#### Action item:
All lines of the material should be given again exactly.

#### The input:
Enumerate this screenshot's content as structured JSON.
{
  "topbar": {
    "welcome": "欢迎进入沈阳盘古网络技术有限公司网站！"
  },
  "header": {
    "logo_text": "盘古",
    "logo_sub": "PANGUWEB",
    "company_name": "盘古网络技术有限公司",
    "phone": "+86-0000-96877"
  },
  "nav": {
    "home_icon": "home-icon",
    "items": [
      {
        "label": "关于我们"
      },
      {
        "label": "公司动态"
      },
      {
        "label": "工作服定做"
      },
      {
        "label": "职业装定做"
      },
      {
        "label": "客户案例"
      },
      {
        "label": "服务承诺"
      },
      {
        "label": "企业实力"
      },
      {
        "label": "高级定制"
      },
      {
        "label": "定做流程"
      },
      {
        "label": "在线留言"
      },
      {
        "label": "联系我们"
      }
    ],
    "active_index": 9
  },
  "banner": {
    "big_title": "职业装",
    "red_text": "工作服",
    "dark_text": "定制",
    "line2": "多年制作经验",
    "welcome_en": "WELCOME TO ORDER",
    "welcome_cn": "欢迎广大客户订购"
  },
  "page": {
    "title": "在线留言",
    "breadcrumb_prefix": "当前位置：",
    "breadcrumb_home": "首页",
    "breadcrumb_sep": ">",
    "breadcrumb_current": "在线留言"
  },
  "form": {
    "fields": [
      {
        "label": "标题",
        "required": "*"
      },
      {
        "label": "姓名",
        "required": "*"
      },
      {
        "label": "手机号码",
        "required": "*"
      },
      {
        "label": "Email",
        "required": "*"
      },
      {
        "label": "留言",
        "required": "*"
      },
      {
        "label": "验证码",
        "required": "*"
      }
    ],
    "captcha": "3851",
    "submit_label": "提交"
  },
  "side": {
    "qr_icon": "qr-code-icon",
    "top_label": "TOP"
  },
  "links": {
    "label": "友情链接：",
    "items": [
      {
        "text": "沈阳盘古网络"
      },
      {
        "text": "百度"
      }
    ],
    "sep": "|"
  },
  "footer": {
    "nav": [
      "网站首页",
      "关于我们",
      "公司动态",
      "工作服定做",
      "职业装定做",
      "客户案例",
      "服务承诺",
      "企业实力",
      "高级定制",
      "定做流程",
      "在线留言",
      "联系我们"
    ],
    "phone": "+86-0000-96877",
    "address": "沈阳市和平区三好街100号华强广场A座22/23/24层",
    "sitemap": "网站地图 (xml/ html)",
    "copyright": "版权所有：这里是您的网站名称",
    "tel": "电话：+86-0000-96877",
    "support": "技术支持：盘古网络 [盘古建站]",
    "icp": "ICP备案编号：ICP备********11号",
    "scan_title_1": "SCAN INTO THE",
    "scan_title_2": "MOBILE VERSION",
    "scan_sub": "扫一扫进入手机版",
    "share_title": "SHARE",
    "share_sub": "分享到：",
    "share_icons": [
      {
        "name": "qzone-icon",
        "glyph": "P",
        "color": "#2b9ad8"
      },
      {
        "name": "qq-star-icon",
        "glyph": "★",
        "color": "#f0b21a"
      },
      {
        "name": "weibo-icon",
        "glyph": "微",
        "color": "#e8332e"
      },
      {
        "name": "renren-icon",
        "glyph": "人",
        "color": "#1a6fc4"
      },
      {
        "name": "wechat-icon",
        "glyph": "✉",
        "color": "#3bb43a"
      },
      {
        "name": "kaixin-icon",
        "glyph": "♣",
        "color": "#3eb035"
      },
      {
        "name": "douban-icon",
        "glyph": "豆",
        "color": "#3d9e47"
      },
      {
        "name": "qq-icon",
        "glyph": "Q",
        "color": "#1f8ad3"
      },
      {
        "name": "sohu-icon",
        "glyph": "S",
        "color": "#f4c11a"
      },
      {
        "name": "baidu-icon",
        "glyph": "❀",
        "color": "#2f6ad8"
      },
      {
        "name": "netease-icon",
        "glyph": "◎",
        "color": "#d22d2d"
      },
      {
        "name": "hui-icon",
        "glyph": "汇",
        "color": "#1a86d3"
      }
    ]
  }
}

#### Result below:
Enumerate this screenshot's content as structured JSON.
{
  "topbar": {
    "welcome": "欢迎进入沈阳盘古网络技术有限公司网站！"
  },
  "header": {
    "logo_text": "盘古",
    "logo_sub": "PANGUWEB",
    "company_name": "盘古网络技术有限公司",
    "phone": "+86-0000-96877"
  },
  "nav": {
    "home_icon": "home-icon",
    "items": [
      {
        "label": "关于我们"
      },
      {
        "label": "公司动态"
      },
      {
        "label": "工作服定做"
      },
      {
        "label": "职业装定做"
      },
      {
        "label": "客户案例"
      },
      {
        "label": "服务承诺"
      },
      {
        "label": "企业实力"
      },
      {
        "label": "高级定制"
      },
      {
        "label": "定做流程"
      },
      {
        "label": "在线留言"
      },
      {
        "label": "联系我们"
      }
    ],
    "active_index": 9
  },
  "banner": {
    "big_title": "职业装",
    "red_text": "工作服",
    "dark_text": "定制",
    "line2": "多年制作经验",
    "welcome_en": "WELCOME TO ORDER",
    "welcome_cn": "欢迎广大客户订购"
  },
  "page": {
    "title": "在线留言",
    "breadcrumb_prefix": "当前位置：",
    "breadcrumb_home": "首页",
    "breadcrumb_sep": ">",
    "breadcrumb_current": "在线留言"
  },
  "form": {
    "fields": [
      {
        "label": "标题",
        "required": "*"
      },
      {
        "label": "姓名",
        "required": "*"
      },
      {
        "label": "手机号码",
        "required": "*"
      },
      {
        "label": "Email",
        "required": "*"
      },
      {
        "label": "留言",
        "required": "*"
      },
      {
        "label": "验证码",
        "required": "*"
      }
    ],
    "captcha": "3851",
    "submit_label": "提交"
  },
  "side": {
    "qr_icon": "qr-code-icon",
    "top_label": "TOP"
  },
  "links": {
    "label": "友情链接：",
    "items": [
      {
        "text": "沈阳盘古网络"
      },
      {
        "text": "百度"
      }
    ],
    "sep": "|"
  },
  "footer": {
    "nav": [
      "网站首页",
      "关于我们",
      "公司动态",
      "工作服定做",
      "职业装定做",
      "客户案例",
      "服务承诺",
      "企业实力",
      "高级定制",
      "定做流程",
      "在线留言",
      "联系我们"
    ],
    "phone": "+86-0000-96877",
    "address": "沈阳市和平区三好街100号华强广场A座22/23/24层",
    "sitemap": "网站地图 (xml/ html)",
    "copyright": "版权所有：这里是您的网站名称",
    "tel": "电话：+86-0000-96877",
    "support": "技术支持：盘古网络 [盘古建站]",
    "icp": "ICP备案编号：ICP备********11号",
    "scan_title_1": "SCAN INTO THE",
    "scan_title_2": "MOBILE VERSION",
    "scan_sub": "扫一扫进入手机版",
    "share_title": "SHARE",
    "share_sub": "分享到：",
    "share_icons": [
      {
        "name": "qzone-icon",
        "glyph": "P",
        "color": "#2b9ad8"
      },
      {
        "name": "qq-star-icon",
        "glyph": "★",
        "color": "#f0b21a"
      },
      {
        "name": "weibo-icon",
        "glyph": "微",
        "color": "#e8332e"
      },
      {
        "name": "renren-icon",
        "glyph": "人",
        "color": "#1a6fc4"
      },
      {
        "name": "wechat-icon",
        "glyph": "✉",
        "color": "#3bb43a"
      },
      {
        "name": "kaixin-icon",
        "glyph": "♣",
        "color": "#3eb035"
      },
      {
        "name": "douban-icon",
        "glyph": "豆",
        "color": "#3d9e47"
      },
      {
        "name": "qq-icon",
        "glyph": "Q",
        "color": "#1f8ad3"
      },
      {
        "name": "sohu-icon",
        "glyph": "S",
        "color": "#f4c11a"
      },
      {
        "name": "baidu-icon",
        "glyph": "❀",
        "color": "#2f6ad8"
      },
      {
        "name": "netease-icon",
        "glyph": "◎",
        "color": "#d22d2d"
      },
      {
        "name": "hui-icon",
        "glyph": "汇",
        "color": "#1a86d3"
      }
    ]
  }
}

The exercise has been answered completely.